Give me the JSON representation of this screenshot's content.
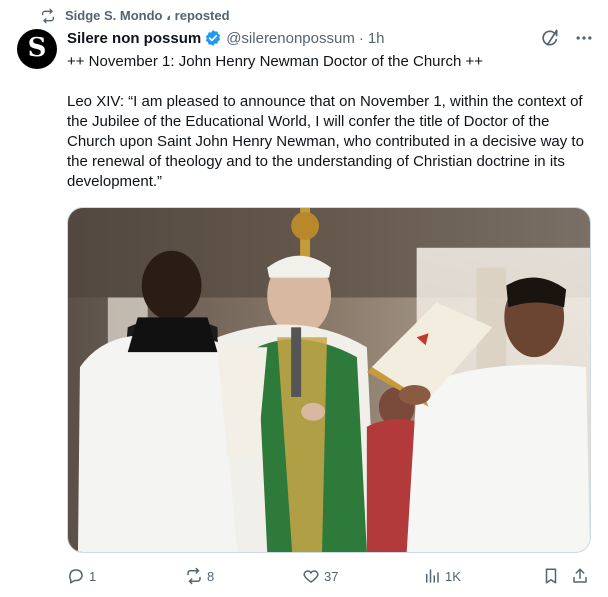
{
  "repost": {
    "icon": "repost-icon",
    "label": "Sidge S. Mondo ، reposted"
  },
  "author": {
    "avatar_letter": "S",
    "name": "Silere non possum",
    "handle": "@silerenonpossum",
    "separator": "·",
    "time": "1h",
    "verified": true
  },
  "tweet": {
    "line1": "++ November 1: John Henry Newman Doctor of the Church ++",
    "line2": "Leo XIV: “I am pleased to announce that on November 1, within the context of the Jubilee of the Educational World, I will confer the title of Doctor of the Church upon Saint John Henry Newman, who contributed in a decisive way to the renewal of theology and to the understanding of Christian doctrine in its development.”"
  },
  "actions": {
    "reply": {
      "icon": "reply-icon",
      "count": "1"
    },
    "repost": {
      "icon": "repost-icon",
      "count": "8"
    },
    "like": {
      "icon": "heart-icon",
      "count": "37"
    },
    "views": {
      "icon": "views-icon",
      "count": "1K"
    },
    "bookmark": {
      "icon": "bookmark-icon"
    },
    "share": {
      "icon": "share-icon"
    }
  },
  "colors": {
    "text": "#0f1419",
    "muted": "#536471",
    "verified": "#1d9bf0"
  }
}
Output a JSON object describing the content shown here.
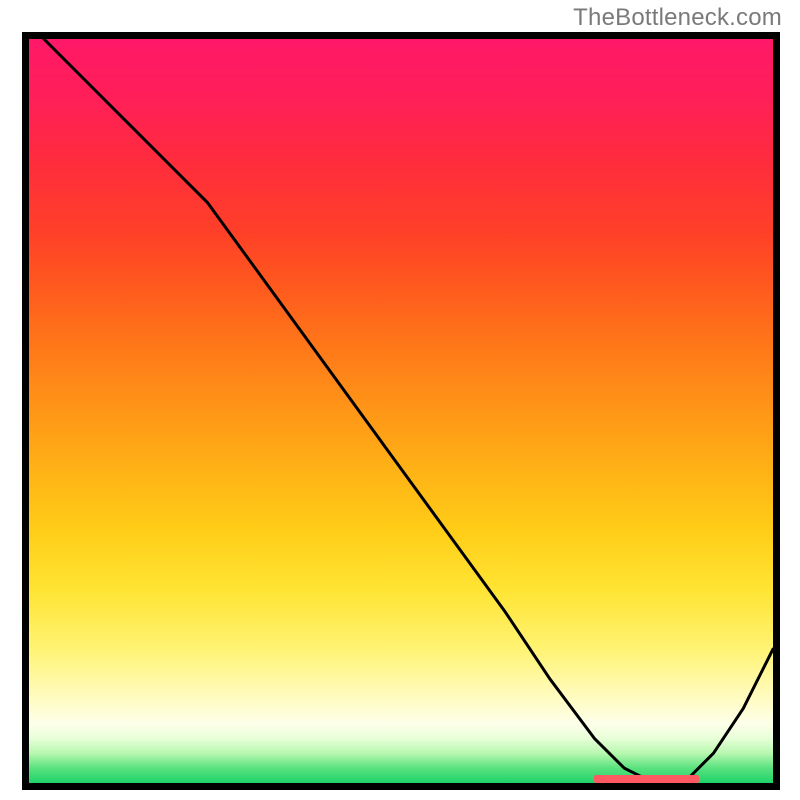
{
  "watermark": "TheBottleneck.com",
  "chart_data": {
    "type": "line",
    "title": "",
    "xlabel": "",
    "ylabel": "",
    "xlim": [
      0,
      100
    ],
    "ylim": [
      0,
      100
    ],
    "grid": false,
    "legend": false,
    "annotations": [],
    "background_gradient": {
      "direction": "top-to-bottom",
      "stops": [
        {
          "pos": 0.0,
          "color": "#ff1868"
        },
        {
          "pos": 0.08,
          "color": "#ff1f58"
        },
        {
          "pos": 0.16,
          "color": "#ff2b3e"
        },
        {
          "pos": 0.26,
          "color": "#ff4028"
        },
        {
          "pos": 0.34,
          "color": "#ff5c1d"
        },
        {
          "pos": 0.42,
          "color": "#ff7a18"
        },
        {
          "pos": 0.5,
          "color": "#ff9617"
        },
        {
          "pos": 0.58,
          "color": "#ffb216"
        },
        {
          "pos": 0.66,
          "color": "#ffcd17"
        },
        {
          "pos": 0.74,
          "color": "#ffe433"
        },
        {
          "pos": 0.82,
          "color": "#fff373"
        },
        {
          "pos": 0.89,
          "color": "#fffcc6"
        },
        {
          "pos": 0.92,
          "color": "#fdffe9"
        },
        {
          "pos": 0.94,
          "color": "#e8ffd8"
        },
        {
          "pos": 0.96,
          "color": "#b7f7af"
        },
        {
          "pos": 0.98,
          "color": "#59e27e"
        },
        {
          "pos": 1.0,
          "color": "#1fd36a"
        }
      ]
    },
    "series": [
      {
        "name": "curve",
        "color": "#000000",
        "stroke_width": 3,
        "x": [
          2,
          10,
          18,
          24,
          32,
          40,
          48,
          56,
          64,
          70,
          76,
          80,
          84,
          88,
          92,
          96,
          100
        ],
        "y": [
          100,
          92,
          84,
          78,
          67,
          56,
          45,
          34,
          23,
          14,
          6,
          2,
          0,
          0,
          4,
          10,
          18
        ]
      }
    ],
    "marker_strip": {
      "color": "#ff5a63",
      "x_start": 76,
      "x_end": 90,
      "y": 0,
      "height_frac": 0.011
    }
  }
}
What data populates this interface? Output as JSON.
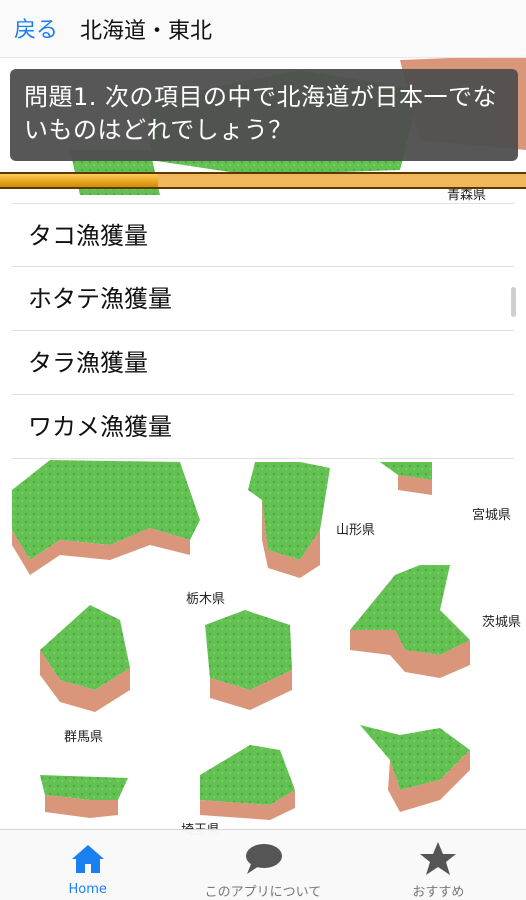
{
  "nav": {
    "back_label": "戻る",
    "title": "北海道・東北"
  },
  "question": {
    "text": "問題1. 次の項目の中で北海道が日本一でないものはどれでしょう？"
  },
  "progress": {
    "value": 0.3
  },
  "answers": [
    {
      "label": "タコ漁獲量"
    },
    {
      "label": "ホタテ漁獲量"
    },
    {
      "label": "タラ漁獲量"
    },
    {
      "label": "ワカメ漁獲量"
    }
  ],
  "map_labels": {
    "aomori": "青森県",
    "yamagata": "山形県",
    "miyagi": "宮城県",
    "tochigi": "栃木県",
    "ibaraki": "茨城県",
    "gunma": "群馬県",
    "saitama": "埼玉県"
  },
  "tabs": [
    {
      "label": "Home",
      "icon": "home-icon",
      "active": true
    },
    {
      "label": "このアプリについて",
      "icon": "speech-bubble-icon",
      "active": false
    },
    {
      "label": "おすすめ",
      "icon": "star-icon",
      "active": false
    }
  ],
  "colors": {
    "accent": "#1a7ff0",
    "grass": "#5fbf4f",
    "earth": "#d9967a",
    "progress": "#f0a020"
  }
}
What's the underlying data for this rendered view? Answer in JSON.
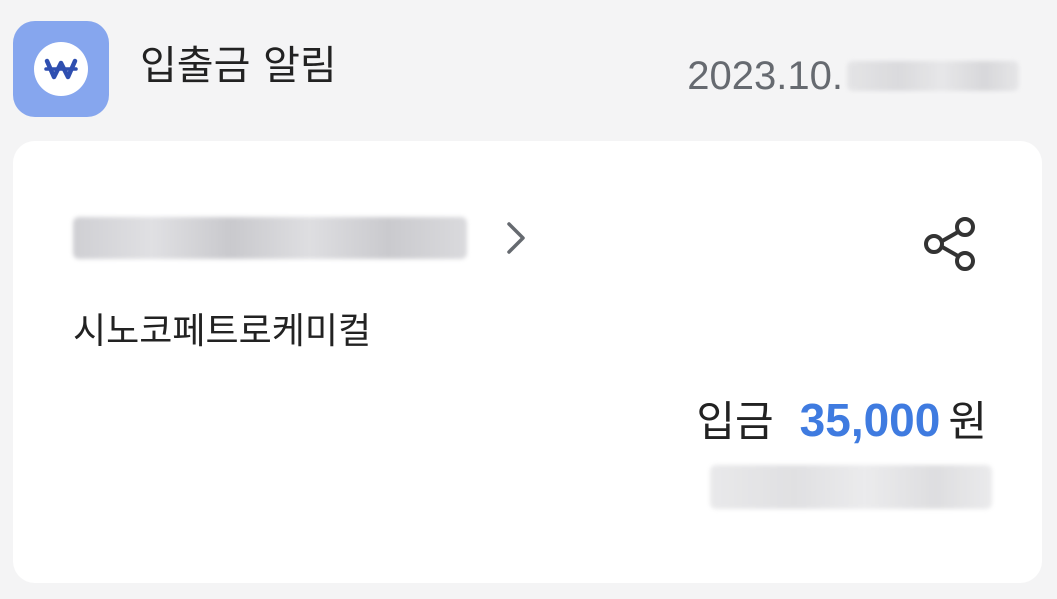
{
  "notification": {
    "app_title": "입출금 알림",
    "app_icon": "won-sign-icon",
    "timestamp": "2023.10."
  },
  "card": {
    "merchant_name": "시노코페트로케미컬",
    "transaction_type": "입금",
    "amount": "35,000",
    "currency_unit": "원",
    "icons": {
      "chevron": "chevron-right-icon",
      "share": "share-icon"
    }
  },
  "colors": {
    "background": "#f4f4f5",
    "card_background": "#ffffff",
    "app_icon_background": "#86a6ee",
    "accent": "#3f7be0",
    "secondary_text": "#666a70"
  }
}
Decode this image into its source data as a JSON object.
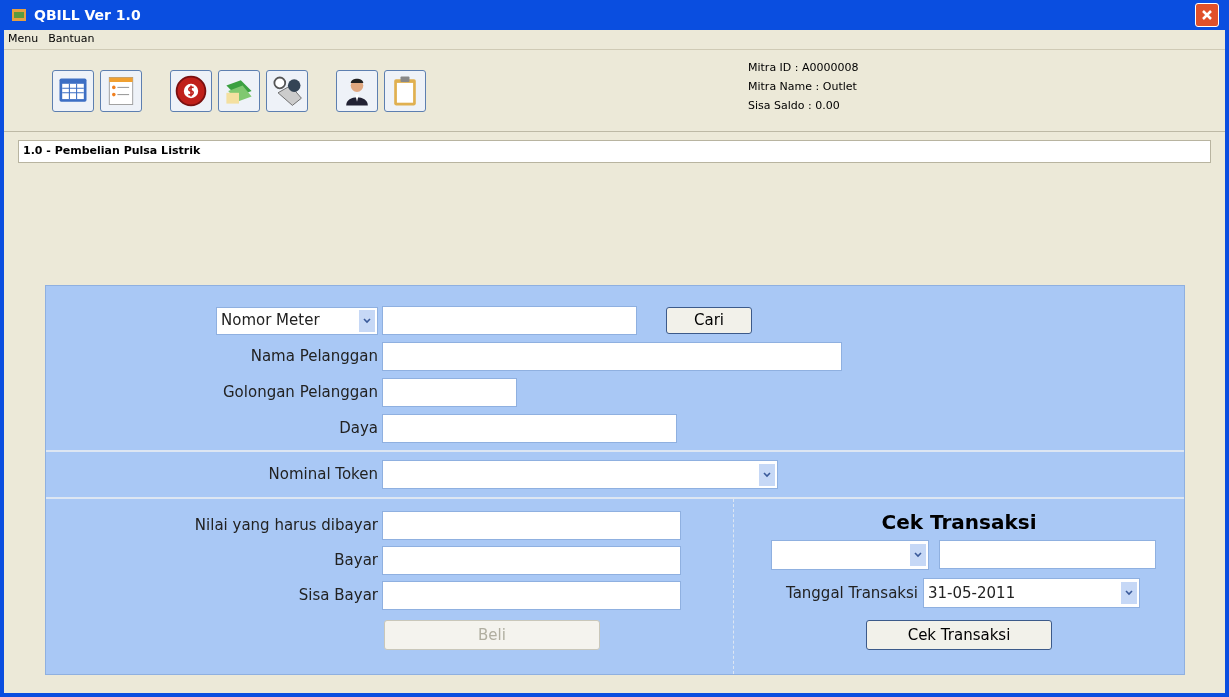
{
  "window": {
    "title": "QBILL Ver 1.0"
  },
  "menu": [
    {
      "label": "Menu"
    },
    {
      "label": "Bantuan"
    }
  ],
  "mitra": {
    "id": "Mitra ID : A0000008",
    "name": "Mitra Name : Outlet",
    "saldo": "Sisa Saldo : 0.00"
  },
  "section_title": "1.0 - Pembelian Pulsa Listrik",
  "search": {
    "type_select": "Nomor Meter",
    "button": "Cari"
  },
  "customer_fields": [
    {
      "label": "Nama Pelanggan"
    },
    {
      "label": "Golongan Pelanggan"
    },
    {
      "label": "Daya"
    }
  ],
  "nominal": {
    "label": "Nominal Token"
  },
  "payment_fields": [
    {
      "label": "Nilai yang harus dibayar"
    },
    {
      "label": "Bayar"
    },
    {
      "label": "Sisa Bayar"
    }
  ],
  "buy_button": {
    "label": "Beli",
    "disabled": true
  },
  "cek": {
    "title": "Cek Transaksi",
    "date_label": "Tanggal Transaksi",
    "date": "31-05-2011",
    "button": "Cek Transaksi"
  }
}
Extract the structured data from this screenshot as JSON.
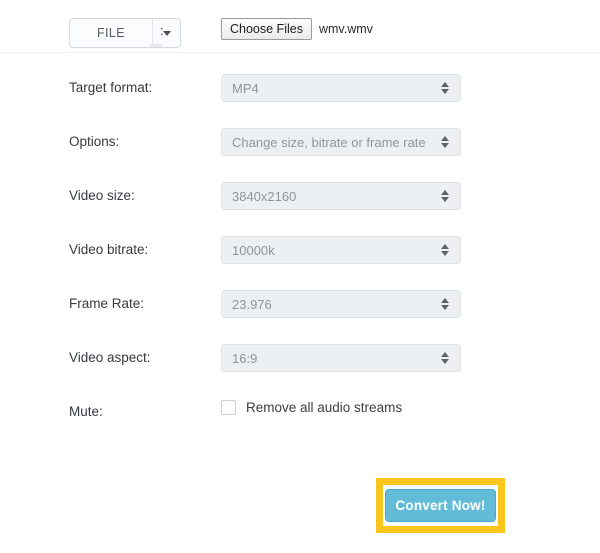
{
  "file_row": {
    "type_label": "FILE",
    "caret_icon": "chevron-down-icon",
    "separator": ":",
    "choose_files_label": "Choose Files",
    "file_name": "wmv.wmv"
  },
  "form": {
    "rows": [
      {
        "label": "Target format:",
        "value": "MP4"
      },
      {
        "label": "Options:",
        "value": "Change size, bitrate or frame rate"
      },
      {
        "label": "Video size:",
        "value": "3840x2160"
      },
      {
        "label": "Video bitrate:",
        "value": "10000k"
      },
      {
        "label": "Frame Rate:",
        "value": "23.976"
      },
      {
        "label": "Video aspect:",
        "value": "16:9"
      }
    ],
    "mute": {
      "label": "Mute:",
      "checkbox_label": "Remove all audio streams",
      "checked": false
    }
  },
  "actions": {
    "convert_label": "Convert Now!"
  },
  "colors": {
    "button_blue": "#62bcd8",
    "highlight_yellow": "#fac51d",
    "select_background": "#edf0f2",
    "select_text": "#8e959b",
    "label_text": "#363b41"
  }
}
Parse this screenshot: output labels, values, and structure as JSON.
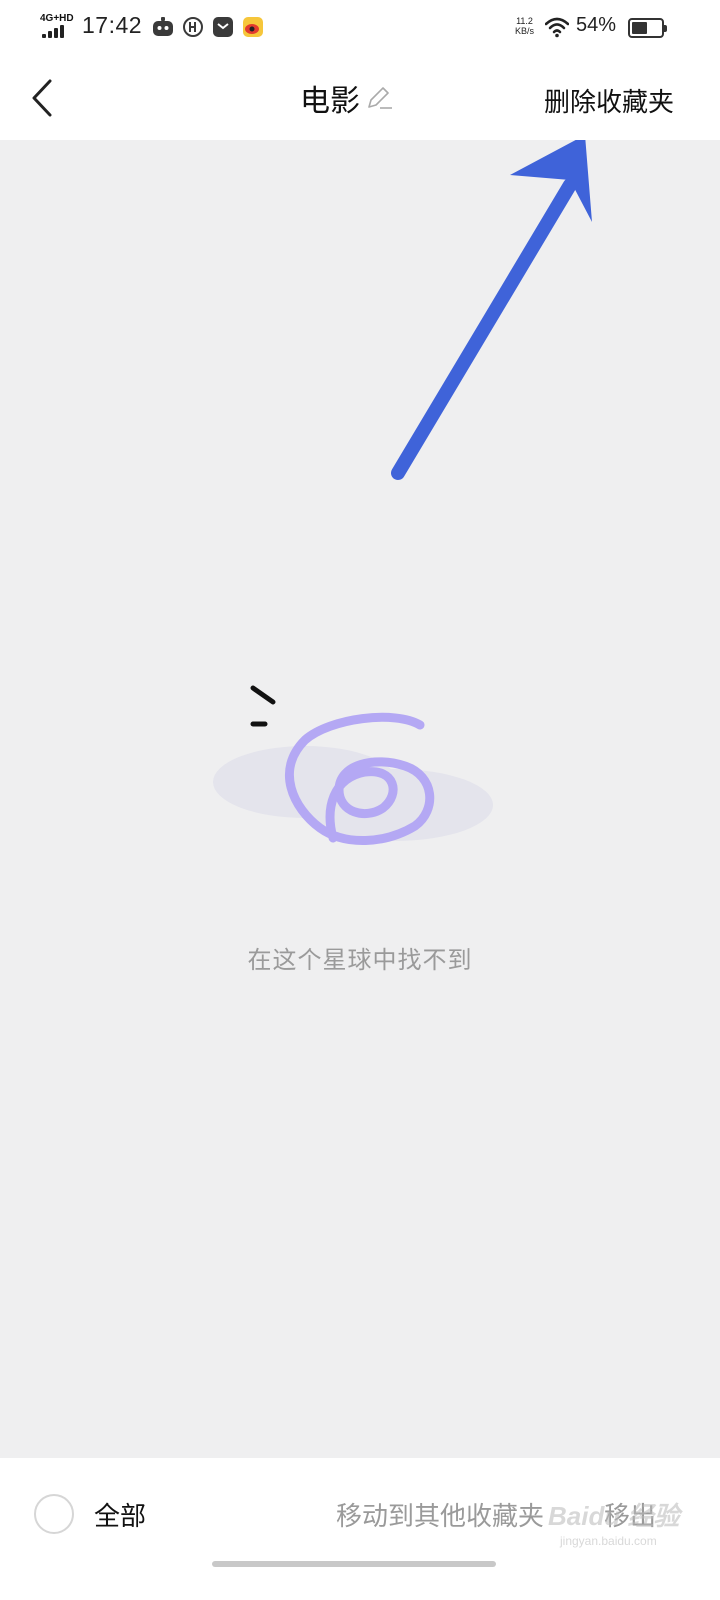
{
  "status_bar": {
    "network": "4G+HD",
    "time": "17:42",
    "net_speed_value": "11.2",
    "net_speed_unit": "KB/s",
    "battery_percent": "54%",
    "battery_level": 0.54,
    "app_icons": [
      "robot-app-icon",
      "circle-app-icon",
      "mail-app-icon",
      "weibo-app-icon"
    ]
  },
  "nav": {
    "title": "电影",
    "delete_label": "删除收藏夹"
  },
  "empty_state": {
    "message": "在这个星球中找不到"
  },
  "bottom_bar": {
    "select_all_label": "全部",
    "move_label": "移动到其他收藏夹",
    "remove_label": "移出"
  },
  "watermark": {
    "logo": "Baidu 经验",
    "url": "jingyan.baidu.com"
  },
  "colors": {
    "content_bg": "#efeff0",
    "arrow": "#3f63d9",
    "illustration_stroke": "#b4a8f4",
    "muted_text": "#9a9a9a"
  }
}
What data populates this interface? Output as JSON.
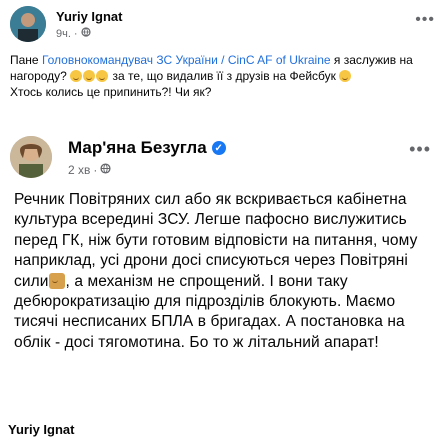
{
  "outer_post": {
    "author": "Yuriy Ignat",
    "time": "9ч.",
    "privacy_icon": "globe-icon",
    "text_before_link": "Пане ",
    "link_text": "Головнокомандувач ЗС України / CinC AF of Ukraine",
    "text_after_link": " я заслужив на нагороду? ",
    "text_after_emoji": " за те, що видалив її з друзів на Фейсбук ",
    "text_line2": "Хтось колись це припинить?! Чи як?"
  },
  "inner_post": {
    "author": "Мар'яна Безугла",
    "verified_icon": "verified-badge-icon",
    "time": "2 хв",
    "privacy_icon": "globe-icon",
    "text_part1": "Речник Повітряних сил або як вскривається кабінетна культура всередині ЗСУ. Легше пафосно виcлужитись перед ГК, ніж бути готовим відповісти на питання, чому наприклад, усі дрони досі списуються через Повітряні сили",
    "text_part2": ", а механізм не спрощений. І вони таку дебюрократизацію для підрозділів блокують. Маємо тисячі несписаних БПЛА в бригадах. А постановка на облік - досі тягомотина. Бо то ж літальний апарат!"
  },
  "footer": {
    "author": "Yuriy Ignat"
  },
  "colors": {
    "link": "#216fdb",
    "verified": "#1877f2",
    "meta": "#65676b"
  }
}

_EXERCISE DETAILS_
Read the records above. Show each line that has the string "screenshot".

_TASK ANSWER_
Give me the JSON representation of this screenshot's content.
Extract the structured data from this screenshot as JSON.
Parse this screenshot: output labels, values, and structure as JSON.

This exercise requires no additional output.